▸ Your objective: Only the pictures are to be dropped; the rest of the data below is to be duplicated exactly.

▸ Data about app and page elements:

__________

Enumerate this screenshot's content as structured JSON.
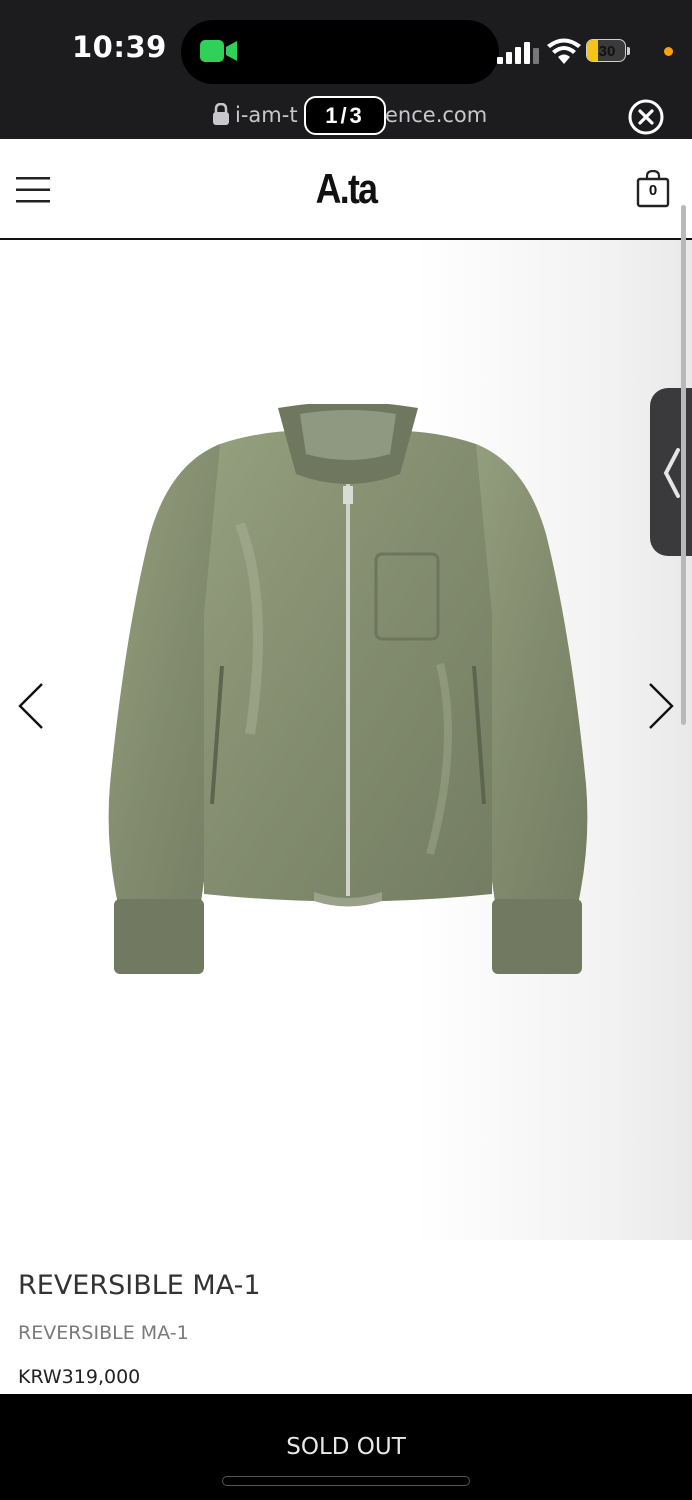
{
  "status_bar": {
    "time": "10:39",
    "battery_level": "30",
    "battery_fraction": 0.3
  },
  "browser": {
    "url_left": "i-am-t",
    "url_right": "ence.com",
    "page_counter": "1/3"
  },
  "site": {
    "logo": "A.ta",
    "cart_count": "0"
  },
  "product": {
    "title": "REVERSIBLE MA-1",
    "subtitle": "REVERSIBLE MA-1",
    "price": "KRW319,000",
    "image_color": "#8a9178",
    "cta_label": "SOLD OUT"
  },
  "icons": {
    "menu": "menu-icon",
    "cart": "shopping-bag-icon",
    "prev": "chevron-left-icon",
    "next": "chevron-right-icon",
    "close": "close-circle-icon",
    "lock": "lock-icon"
  }
}
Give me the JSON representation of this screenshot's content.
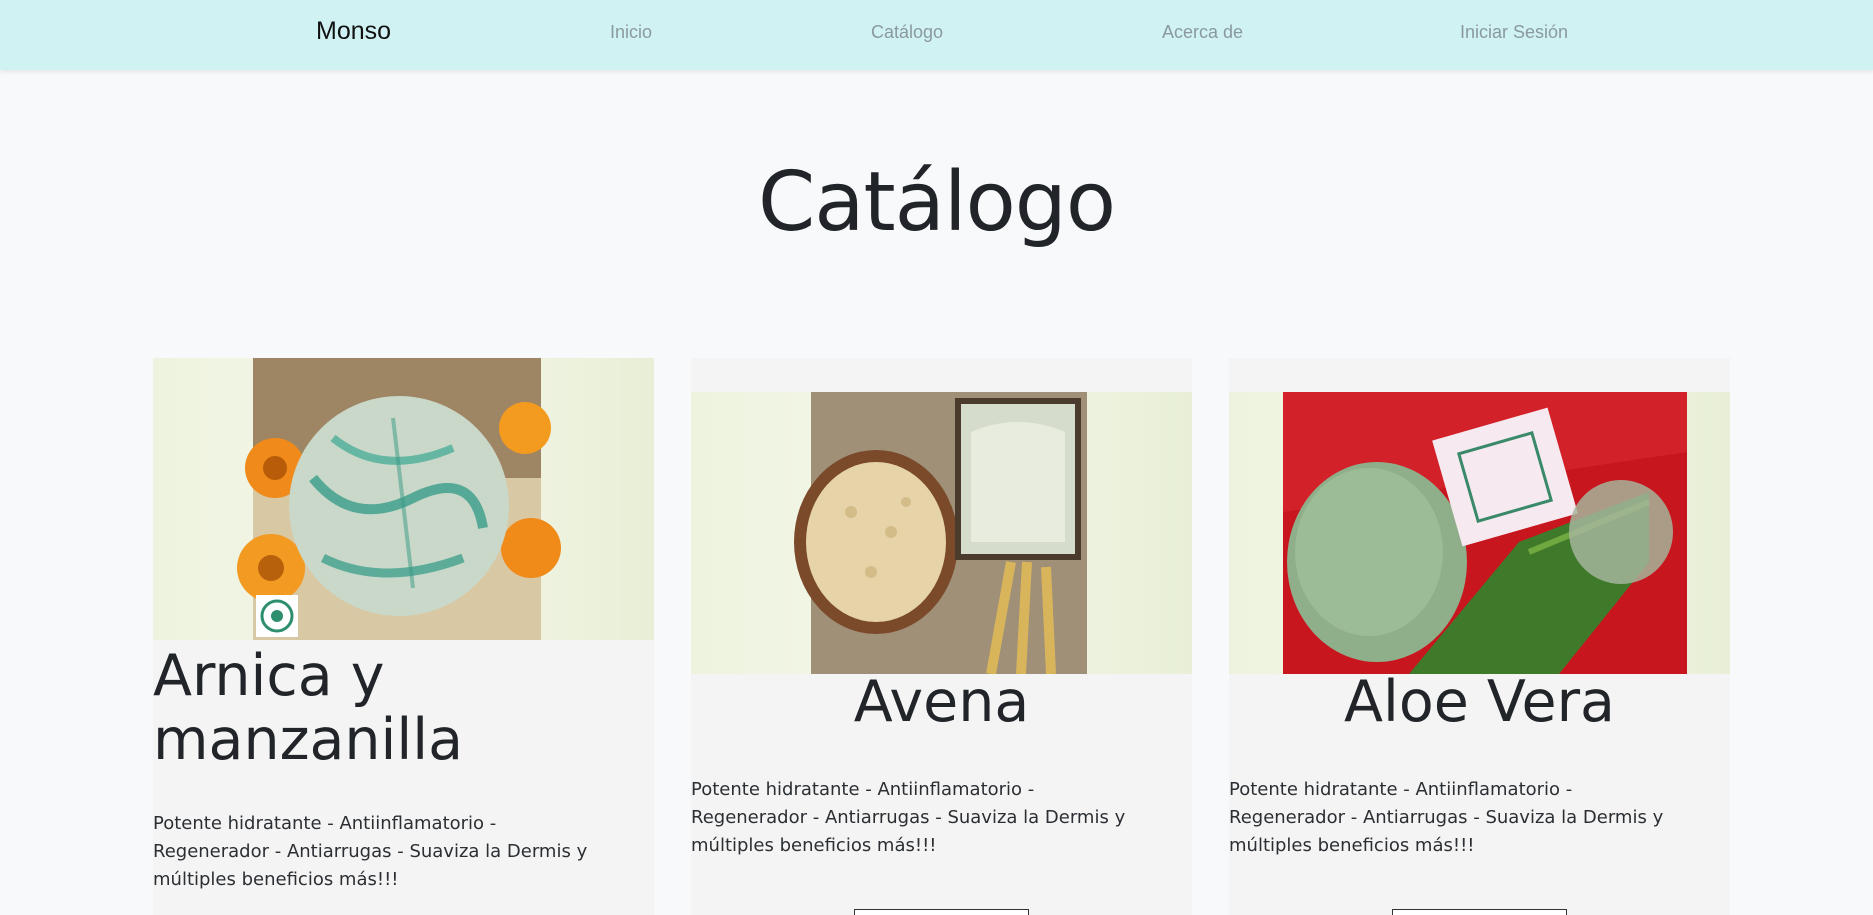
{
  "navbar": {
    "brand": "Monso",
    "links": [
      "Inicio",
      "Catálogo",
      "Acerca de",
      "Iniciar Sesión"
    ]
  },
  "page": {
    "title": "Catálogo"
  },
  "products": [
    {
      "name": "Arnica y manzanilla",
      "description": "Potente hidratante - Antiinflamatorio - Regenerador - Antiarrugas - Suaviza la Dermis y múltiples beneficios más!!!",
      "image_icon": "round-green-soap-with-flowers-image"
    },
    {
      "name": "Avena",
      "description": "Potente hidratante - Antiinflamatorio - Regenerador - Antiarrugas - Suaviza la Dermis y múltiples beneficios más!!!",
      "image_icon": "oat-soap-image"
    },
    {
      "name": "Aloe Vera",
      "description": "Potente hidratante - Antiinflamatorio - Regenerador - Antiarrugas - Suaviza la Dermis y múltiples beneficios más!!!",
      "image_icon": "aloe-vera-soap-image"
    }
  ],
  "colors": {
    "navbar_bg": "#d1f2f2",
    "page_bg": "#f8f9fb",
    "card_bg": "#f4f4f4"
  }
}
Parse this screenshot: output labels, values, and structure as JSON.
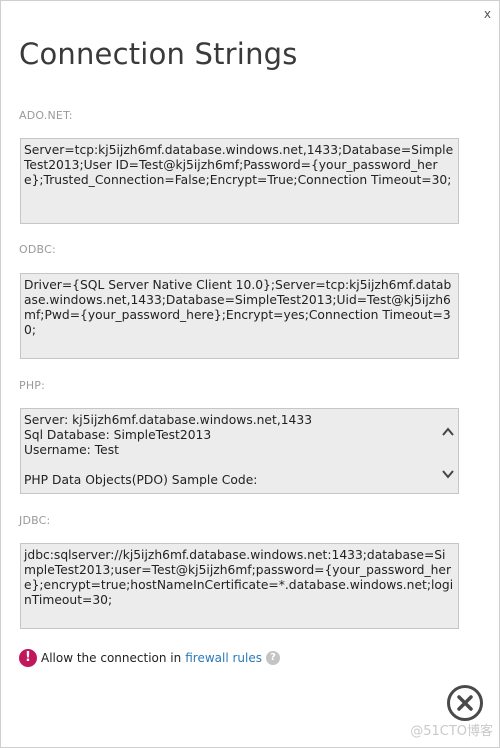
{
  "window": {
    "close_glyph": "x"
  },
  "title": "Connection Strings",
  "sections": [
    {
      "label": "ADO.NET:",
      "value": "Server=tcp:kj5ijzh6mf.database.windows.net,1433;Database=SimpleTest2013;User ID=Test@kj5ijzh6mf;Password={your_password_here};Trusted_Connection=False;Encrypt=True;Connection Timeout=30;"
    },
    {
      "label": "ODBC:",
      "value": "Driver={SQL Server Native Client 10.0};Server=tcp:kj5ijzh6mf.database.windows.net,1433;Database=SimpleTest2013;Uid=Test@kj5ijzh6mf;Pwd={your_password_here};Encrypt=yes;Connection Timeout=30;"
    },
    {
      "label": "PHP:",
      "value": "Server: kj5ijzh6mf.database.windows.net,1433\nSql Database: SimpleTest2013\nUsername: Test\n\nPHP Data Objects(PDO) Sample Code:"
    },
    {
      "label": "JDBC:",
      "value": "jdbc:sqlserver://kj5ijzh6mf.database.windows.net:1433;database=SimpleTest2013;user=Test@kj5ijzh6mf;password={your_password_here};encrypt=true;hostNameInCertificate=*.database.windows.net;loginTimeout=30;"
    }
  ],
  "footer": {
    "warning_glyph": "!",
    "text": "Allow the connection in",
    "link": "firewall rules",
    "help_glyph": "?"
  },
  "watermark": "@51CTO博客",
  "icons": {
    "warning": "exclamation-circle-icon",
    "help": "question-circle-icon",
    "close": "close-circle-icon",
    "scroll_up": "chevron-up-icon",
    "scroll_down": "chevron-down-icon"
  },
  "colors": {
    "warning": "#c0185a",
    "link": "#2a7ab8",
    "box_background": "#ececec"
  }
}
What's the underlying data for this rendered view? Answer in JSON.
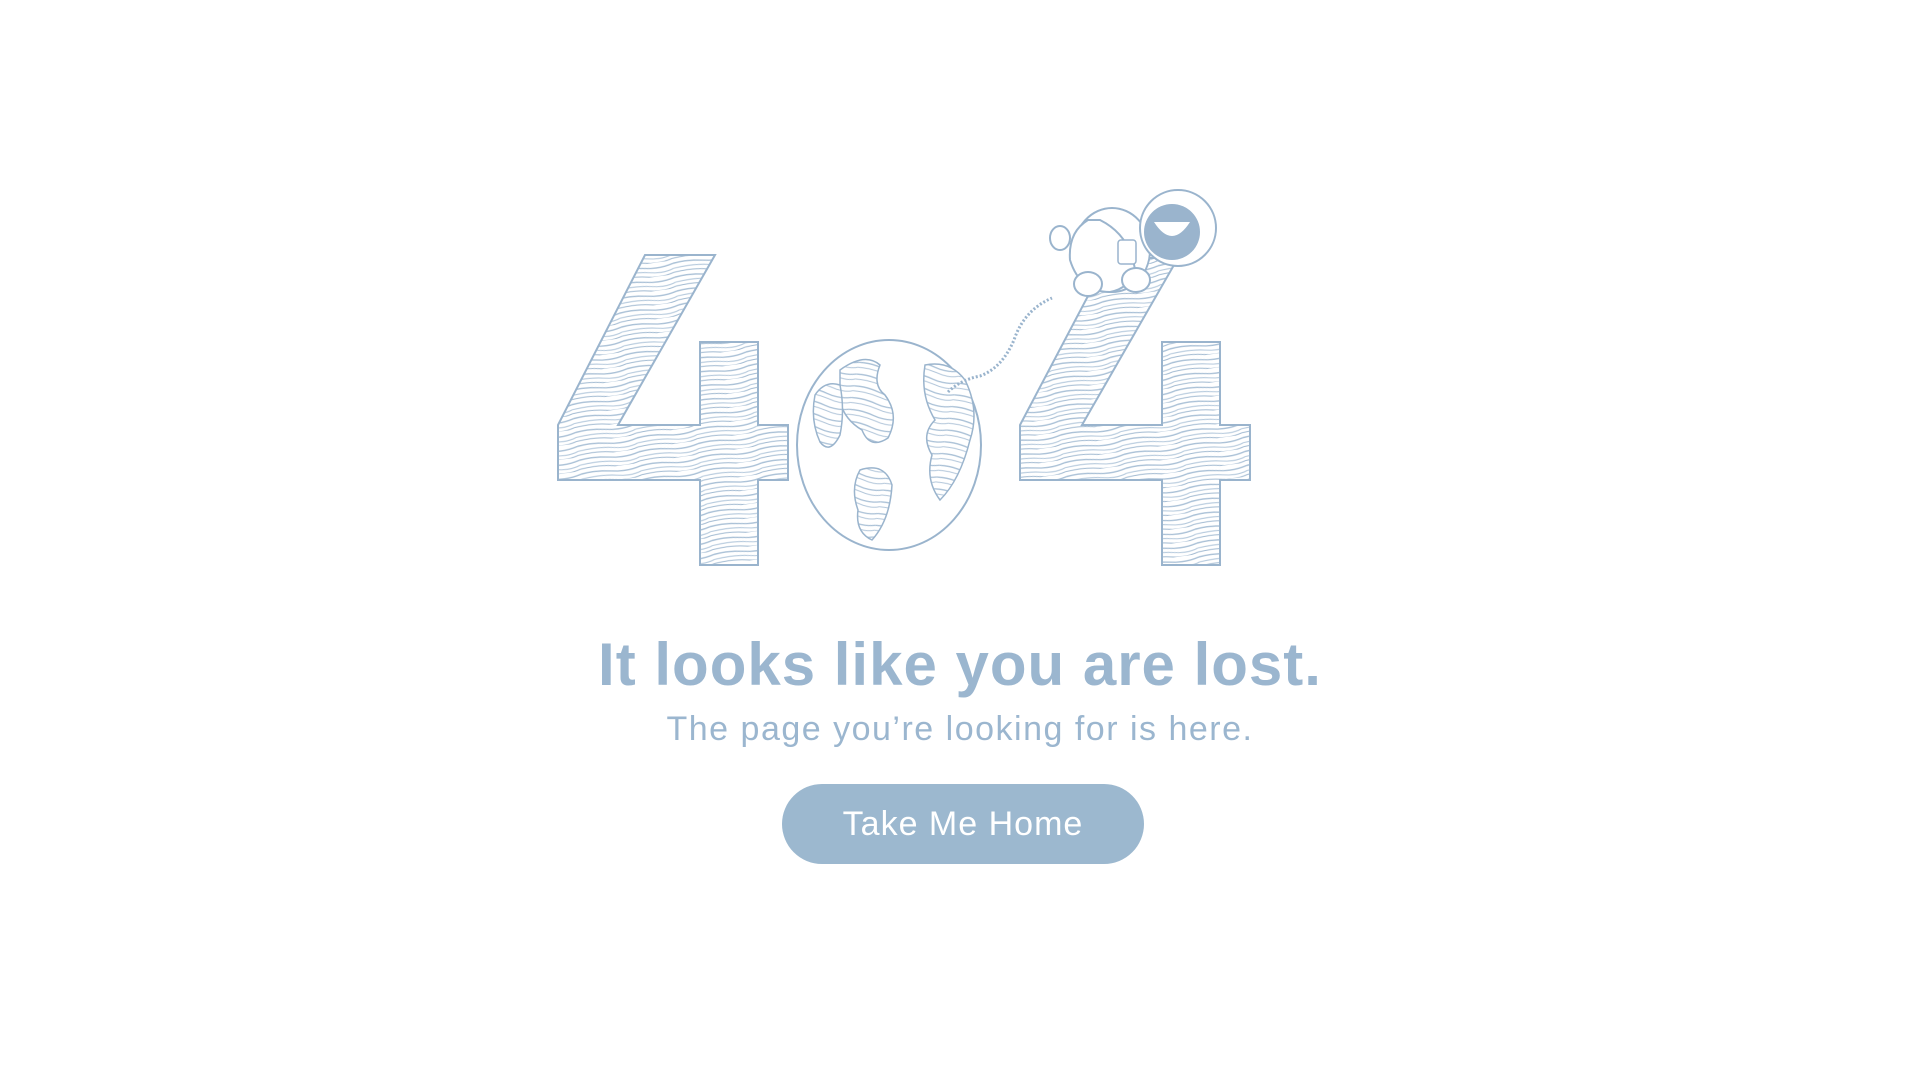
{
  "illustration": {
    "digits": [
      "4",
      "0",
      "4"
    ],
    "zero_icon": "earth-globe-icon",
    "mascot_icon": "astronaut-icon",
    "accent_color": "#9bb6cf"
  },
  "message": {
    "headline": "It looks like you are lost.",
    "subtext": "The page you’re looking for is here."
  },
  "actions": {
    "home_button_label": "Take Me Home",
    "button_color": "#9cb8cf",
    "button_text_color": "#ffffff"
  }
}
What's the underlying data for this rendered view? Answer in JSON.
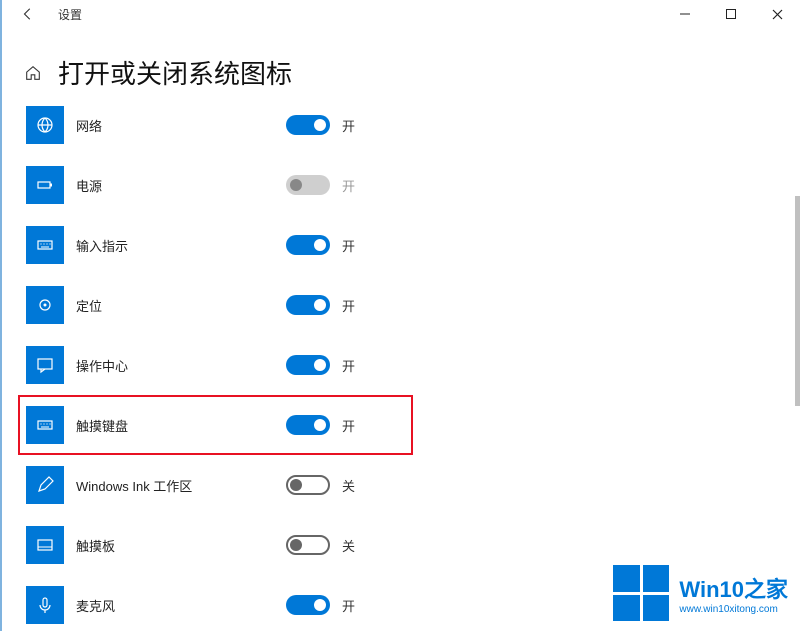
{
  "window": {
    "title": "设置"
  },
  "header": {
    "page_title": "打开或关闭系统图标"
  },
  "state_labels": {
    "on": "开",
    "off": "关"
  },
  "items": [
    {
      "label": "网络",
      "icon": "globe",
      "on": true,
      "disabled": false,
      "highlight": false
    },
    {
      "label": "电源",
      "icon": "battery",
      "on": false,
      "disabled": true,
      "highlight": false
    },
    {
      "label": "输入指示",
      "icon": "keyboard",
      "on": true,
      "disabled": false,
      "highlight": false
    },
    {
      "label": "定位",
      "icon": "locate",
      "on": true,
      "disabled": false,
      "highlight": false
    },
    {
      "label": "操作中心",
      "icon": "message",
      "on": true,
      "disabled": false,
      "highlight": false
    },
    {
      "label": "触摸键盘",
      "icon": "keyboard",
      "on": true,
      "disabled": false,
      "highlight": true
    },
    {
      "label": "Windows Ink 工作区",
      "icon": "pen",
      "on": false,
      "disabled": false,
      "highlight": false
    },
    {
      "label": "触摸板",
      "icon": "touchpad",
      "on": false,
      "disabled": false,
      "highlight": false
    },
    {
      "label": "麦克风",
      "icon": "mic",
      "on": true,
      "disabled": false,
      "highlight": false
    }
  ],
  "watermark": {
    "line1": "Win10之家",
    "line2": "www.win10xitong.com"
  }
}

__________

▸ Solution to this exercise:
Enumerate this screenshot's content as structured JSON.
{
  "status_bar": {
    "time": "10:39",
    "battery_level": "30",
    "battery_fraction": 0.3
  },
  "browser": {
    "url_left": "i-am-t",
    "url_right": "ence.com",
    "page_counter": "1/3"
  },
  "site": {
    "logo": "A.ta",
    "cart_count": "0"
  },
  "product": {
    "title": "REVERSIBLE MA-1",
    "subtitle": "REVERSIBLE MA-1",
    "price": "KRW319,000",
    "image_color": "#8a9178",
    "cta_label": "SOLD OUT"
  },
  "icons": {
    "menu": "menu-icon",
    "cart": "shopping-bag-icon",
    "prev": "chevron-left-icon",
    "next": "chevron-right-icon",
    "close": "close-circle-icon",
    "lock": "lock-icon"
  }
}
Give me the JSON representation of this screenshot's content.
{
  "navbar": {
    "brand": "Monso",
    "links": [
      "Inicio",
      "Catálogo",
      "Acerca de",
      "Iniciar Sesión"
    ]
  },
  "page": {
    "title": "Catálogo"
  },
  "products": [
    {
      "name": "Arnica y manzanilla",
      "description": "Potente hidratante - Antiinflamatorio - Regenerador - Antiarrugas - Suaviza la Dermis y múltiples beneficios más!!!",
      "image_icon": "round-green-soap-with-flowers-image"
    },
    {
      "name": "Avena",
      "description": "Potente hidratante - Antiinflamatorio - Regenerador - Antiarrugas - Suaviza la Dermis y múltiples beneficios más!!!",
      "image_icon": "oat-soap-image"
    },
    {
      "name": "Aloe Vera",
      "description": "Potente hidratante - Antiinflamatorio - Regenerador - Antiarrugas - Suaviza la Dermis y múltiples beneficios más!!!",
      "image_icon": "aloe-vera-soap-image"
    }
  ],
  "colors": {
    "navbar_bg": "#d1f2f2",
    "page_bg": "#f8f9fb",
    "card_bg": "#f4f4f4"
  }
}
Parse this screenshot: output labels, values, and structure as JSON.
{
  "window": {
    "close_glyph": "x"
  },
  "title": "Connection Strings",
  "sections": [
    {
      "label": "ADO.NET:",
      "value": "Server=tcp:kj5ijzh6mf.database.windows.net,1433;Database=SimpleTest2013;User ID=Test@kj5ijzh6mf;Password={your_password_here};Trusted_Connection=False;Encrypt=True;Connection Timeout=30;"
    },
    {
      "label": "ODBC:",
      "value": "Driver={SQL Server Native Client 10.0};Server=tcp:kj5ijzh6mf.database.windows.net,1433;Database=SimpleTest2013;Uid=Test@kj5ijzh6mf;Pwd={your_password_here};Encrypt=yes;Connection Timeout=30;"
    },
    {
      "label": "PHP:",
      "value": "Server: kj5ijzh6mf.database.windows.net,1433\nSql Database: SimpleTest2013\nUsername: Test\n\nPHP Data Objects(PDO) Sample Code:"
    },
    {
      "label": "JDBC:",
      "value": "jdbc:sqlserver://kj5ijzh6mf.database.windows.net:1433;database=SimpleTest2013;user=Test@kj5ijzh6mf;password={your_password_here};encrypt=true;hostNameInCertificate=*.database.windows.net;loginTimeout=30;"
    }
  ],
  "footer": {
    "warning_glyph": "!",
    "text": "Allow the connection in",
    "link": "firewall rules",
    "help_glyph": "?"
  },
  "watermark": "@51CTO博客",
  "icons": {
    "warning": "exclamation-circle-icon",
    "help": "question-circle-icon",
    "close": "close-circle-icon",
    "scroll_up": "chevron-up-icon",
    "scroll_down": "chevron-down-icon"
  },
  "colors": {
    "warning": "#c0185a",
    "link": "#2a7ab8",
    "box_background": "#ececec"
  }
}
What's the underlying data for this rendered view? Answer in JSON.
{
  "illustration": {
    "digits": [
      "4",
      "0",
      "4"
    ],
    "zero_icon": "earth-globe-icon",
    "mascot_icon": "astronaut-icon",
    "accent_color": "#9bb6cf"
  },
  "message": {
    "headline": "It looks like you are lost.",
    "subtext": "The page you’re looking for is here."
  },
  "actions": {
    "home_button_label": "Take Me Home",
    "button_color": "#9cb8cf",
    "button_text_color": "#ffffff"
  }
}
What's the underlying data for this rendered view? Answer in JSON.
{
  "window": {
    "title": "设置"
  },
  "header": {
    "page_title": "打开或关闭系统图标"
  },
  "state_labels": {
    "on": "开",
    "off": "关"
  },
  "items": [
    {
      "label": "网络",
      "icon": "globe",
      "on": true,
      "disabled": false,
      "highlight": false
    },
    {
      "label": "电源",
      "icon": "battery",
      "on": false,
      "disabled": true,
      "highlight": false
    },
    {
      "label": "输入指示",
      "icon": "keyboard",
      "on": true,
      "disabled": false,
      "highlight": false
    },
    {
      "label": "定位",
      "icon": "locate",
      "on": true,
      "disabled": false,
      "highlight": false
    },
    {
      "label": "操作中心",
      "icon": "message",
      "on": true,
      "disabled": false,
      "highlight": false
    },
    {
      "label": "触摸键盘",
      "icon": "keyboard",
      "on": true,
      "disabled": false,
      "highlight": true
    },
    {
      "label": "Windows Ink 工作区",
      "icon": "pen",
      "on": false,
      "disabled": false,
      "highlight": false
    },
    {
      "label": "触摸板",
      "icon": "touchpad",
      "on": false,
      "disabled": false,
      "highlight": false
    },
    {
      "label": "麦克风",
      "icon": "mic",
      "on": true,
      "disabled": false,
      "highlight": false
    }
  ],
  "watermark": {
    "line1": "Win10之家",
    "line2": "www.win10xitong.com"
  }
}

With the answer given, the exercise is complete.